▶ **WORK ITEM**
In the listing below, pick out lines with "your".

▶ **DATASET EXTRACT**

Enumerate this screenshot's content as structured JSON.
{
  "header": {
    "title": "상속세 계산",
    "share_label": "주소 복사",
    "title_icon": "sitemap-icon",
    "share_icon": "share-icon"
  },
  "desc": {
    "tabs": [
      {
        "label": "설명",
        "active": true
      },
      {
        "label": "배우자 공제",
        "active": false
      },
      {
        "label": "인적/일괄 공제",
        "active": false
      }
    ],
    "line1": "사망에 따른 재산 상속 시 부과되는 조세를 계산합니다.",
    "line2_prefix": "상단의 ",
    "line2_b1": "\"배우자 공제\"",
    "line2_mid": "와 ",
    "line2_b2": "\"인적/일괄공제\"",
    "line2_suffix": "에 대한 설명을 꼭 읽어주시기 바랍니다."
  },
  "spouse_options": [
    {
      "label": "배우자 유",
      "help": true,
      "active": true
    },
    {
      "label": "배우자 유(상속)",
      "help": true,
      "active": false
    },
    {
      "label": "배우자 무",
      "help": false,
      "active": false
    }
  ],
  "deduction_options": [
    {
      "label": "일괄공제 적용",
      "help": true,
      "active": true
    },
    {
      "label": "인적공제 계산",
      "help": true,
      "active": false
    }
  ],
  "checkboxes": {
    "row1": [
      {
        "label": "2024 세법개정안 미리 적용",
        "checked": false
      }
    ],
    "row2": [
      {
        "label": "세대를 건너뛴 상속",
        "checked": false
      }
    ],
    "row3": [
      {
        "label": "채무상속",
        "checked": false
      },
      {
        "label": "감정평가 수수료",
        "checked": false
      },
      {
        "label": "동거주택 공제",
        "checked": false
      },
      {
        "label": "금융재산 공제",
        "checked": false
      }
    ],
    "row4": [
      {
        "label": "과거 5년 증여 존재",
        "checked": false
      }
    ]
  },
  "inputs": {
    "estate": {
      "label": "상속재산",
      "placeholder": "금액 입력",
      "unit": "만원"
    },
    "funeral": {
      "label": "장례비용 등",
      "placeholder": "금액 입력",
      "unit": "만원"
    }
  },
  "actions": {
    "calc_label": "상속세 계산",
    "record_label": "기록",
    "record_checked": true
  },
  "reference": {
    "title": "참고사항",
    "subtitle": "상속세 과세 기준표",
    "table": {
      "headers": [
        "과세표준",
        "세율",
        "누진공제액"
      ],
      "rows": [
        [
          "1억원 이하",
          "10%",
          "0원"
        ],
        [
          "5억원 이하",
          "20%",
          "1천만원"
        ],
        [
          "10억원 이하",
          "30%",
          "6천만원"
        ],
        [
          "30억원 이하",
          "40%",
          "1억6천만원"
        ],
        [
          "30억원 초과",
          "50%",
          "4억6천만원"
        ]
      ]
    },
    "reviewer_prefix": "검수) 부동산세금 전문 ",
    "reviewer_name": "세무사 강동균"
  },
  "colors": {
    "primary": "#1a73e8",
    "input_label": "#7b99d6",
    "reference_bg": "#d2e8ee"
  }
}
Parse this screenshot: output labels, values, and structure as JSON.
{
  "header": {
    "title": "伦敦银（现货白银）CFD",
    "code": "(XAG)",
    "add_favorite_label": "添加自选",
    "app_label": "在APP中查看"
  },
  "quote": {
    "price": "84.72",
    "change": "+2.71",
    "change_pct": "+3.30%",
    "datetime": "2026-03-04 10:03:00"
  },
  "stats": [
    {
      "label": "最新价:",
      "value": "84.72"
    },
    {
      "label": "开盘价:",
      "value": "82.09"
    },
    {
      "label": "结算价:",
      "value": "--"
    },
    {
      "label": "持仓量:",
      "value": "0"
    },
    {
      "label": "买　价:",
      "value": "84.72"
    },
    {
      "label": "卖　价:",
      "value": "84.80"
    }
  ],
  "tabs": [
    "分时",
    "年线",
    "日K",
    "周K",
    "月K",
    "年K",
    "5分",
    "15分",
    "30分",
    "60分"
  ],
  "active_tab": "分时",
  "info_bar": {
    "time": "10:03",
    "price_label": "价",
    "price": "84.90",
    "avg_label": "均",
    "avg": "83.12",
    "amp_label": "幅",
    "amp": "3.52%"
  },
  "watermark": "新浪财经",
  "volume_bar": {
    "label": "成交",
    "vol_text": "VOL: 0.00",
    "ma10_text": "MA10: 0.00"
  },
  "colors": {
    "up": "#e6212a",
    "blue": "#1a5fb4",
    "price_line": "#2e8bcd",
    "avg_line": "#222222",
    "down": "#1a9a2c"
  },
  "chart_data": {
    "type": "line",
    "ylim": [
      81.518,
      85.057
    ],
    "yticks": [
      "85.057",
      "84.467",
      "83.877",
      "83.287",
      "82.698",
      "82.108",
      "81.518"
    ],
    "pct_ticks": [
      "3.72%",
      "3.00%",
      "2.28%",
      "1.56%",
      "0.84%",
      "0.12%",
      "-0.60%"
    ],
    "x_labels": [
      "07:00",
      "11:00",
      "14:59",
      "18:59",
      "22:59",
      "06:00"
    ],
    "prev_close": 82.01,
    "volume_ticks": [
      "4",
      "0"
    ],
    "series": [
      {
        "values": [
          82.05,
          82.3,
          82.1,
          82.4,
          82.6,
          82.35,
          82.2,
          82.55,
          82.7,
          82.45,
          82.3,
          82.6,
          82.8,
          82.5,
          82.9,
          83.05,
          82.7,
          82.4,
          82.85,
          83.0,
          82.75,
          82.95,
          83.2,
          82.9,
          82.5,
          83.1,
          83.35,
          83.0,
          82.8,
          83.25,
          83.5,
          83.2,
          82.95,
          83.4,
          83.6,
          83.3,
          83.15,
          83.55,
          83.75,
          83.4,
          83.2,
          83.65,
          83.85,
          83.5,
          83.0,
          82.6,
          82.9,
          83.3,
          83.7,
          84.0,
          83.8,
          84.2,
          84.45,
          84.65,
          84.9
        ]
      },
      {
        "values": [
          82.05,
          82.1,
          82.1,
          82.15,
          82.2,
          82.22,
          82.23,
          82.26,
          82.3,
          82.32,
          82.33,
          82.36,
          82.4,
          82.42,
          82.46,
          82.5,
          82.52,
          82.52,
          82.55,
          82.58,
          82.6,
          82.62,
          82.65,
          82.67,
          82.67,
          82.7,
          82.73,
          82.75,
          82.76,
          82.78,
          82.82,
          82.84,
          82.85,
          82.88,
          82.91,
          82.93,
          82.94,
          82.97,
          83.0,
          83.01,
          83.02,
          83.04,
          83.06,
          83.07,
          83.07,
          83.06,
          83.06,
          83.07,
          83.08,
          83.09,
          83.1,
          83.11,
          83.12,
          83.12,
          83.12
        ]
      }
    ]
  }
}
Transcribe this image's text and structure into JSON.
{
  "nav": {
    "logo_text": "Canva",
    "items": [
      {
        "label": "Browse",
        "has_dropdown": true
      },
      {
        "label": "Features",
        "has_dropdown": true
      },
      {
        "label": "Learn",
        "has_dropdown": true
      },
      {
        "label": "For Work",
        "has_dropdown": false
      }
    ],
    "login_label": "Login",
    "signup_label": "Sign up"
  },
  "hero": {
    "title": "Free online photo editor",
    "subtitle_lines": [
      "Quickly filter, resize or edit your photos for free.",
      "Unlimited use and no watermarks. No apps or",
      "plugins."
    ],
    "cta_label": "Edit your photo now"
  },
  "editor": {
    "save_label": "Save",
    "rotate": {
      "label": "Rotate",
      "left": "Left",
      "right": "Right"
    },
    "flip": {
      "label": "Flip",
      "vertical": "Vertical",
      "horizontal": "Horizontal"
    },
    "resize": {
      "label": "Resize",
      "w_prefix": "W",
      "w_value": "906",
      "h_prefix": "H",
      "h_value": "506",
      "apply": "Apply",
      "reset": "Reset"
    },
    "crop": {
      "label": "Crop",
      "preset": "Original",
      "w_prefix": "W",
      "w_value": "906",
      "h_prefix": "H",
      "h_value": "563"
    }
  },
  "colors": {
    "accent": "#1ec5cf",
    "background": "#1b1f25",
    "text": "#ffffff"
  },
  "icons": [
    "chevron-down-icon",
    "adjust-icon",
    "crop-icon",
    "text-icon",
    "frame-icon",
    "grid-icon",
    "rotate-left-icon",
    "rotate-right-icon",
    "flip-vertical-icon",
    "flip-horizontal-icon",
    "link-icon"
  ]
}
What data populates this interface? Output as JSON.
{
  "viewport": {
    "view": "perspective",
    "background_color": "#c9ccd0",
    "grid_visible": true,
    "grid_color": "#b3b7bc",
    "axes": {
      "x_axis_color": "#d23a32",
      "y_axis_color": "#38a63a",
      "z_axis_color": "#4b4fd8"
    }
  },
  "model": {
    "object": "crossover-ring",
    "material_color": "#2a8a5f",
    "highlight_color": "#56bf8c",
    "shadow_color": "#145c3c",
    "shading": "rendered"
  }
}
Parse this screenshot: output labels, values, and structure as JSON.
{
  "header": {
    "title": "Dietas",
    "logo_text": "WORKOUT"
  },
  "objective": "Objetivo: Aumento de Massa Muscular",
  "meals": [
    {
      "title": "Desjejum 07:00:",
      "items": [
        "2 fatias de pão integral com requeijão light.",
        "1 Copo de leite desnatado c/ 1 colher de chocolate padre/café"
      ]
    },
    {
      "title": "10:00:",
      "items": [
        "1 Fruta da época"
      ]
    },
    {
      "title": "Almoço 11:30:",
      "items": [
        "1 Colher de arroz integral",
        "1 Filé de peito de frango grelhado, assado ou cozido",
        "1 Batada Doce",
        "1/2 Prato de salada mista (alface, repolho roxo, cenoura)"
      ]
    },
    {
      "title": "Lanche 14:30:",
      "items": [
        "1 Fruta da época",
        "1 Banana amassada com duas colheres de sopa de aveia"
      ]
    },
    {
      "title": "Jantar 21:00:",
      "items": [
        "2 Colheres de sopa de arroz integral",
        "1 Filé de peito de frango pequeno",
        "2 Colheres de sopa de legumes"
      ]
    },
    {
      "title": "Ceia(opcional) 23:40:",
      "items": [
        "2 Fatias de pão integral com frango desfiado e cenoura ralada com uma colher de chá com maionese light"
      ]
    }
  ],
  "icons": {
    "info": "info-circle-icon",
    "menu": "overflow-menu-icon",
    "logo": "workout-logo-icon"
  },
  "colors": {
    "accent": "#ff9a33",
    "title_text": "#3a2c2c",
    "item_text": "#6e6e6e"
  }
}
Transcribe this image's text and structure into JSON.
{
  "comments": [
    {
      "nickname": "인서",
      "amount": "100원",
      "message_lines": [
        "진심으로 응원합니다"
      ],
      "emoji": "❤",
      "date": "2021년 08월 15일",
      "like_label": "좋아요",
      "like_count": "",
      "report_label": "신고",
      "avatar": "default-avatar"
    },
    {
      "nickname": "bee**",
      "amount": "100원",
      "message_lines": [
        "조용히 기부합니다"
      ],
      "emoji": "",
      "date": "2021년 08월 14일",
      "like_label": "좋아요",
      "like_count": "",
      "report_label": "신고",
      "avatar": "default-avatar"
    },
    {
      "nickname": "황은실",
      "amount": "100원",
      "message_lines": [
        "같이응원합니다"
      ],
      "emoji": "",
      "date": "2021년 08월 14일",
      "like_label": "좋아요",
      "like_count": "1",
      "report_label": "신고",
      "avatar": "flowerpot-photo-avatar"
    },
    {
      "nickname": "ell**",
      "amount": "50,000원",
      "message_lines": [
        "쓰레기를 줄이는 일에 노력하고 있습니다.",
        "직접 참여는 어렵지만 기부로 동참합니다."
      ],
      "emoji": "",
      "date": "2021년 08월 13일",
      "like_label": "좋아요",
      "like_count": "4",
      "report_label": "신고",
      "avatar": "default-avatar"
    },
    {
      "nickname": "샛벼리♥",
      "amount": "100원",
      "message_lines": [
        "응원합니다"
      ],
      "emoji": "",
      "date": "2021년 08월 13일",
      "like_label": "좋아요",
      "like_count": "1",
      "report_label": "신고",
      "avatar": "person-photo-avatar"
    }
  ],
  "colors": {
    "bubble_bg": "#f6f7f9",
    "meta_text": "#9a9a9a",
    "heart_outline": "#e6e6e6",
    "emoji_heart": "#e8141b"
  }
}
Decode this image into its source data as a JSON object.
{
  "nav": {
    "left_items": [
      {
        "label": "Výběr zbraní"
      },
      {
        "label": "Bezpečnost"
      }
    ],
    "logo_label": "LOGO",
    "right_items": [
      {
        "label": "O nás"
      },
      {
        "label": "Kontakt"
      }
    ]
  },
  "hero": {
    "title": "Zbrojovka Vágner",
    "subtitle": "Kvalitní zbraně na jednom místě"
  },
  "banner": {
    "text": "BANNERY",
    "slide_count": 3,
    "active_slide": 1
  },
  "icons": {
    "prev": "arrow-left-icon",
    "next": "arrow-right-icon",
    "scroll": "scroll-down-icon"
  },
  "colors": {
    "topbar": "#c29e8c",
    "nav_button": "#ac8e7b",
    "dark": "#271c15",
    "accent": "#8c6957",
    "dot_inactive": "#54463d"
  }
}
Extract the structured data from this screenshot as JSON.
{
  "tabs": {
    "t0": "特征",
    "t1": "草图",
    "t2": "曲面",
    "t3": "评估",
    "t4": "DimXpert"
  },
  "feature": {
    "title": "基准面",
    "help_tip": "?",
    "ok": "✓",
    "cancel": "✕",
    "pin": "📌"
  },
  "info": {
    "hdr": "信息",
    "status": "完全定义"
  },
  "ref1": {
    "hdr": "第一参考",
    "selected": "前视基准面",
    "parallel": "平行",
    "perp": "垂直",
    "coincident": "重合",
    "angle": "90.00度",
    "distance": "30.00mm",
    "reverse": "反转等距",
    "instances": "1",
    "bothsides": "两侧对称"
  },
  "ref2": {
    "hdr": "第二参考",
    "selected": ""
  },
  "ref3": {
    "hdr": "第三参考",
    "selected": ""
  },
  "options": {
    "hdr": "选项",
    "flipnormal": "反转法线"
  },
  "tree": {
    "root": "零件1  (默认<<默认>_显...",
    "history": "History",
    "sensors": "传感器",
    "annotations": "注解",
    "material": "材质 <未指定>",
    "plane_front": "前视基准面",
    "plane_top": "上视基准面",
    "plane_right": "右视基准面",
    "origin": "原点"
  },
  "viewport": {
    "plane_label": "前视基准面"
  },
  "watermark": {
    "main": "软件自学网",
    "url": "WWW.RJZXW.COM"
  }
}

▶ **OUTPUT FOR THIS EXERCISE**
      "Quickly filter, resize or edit your photos for free.",
    "cta_label": "Edit your photo now"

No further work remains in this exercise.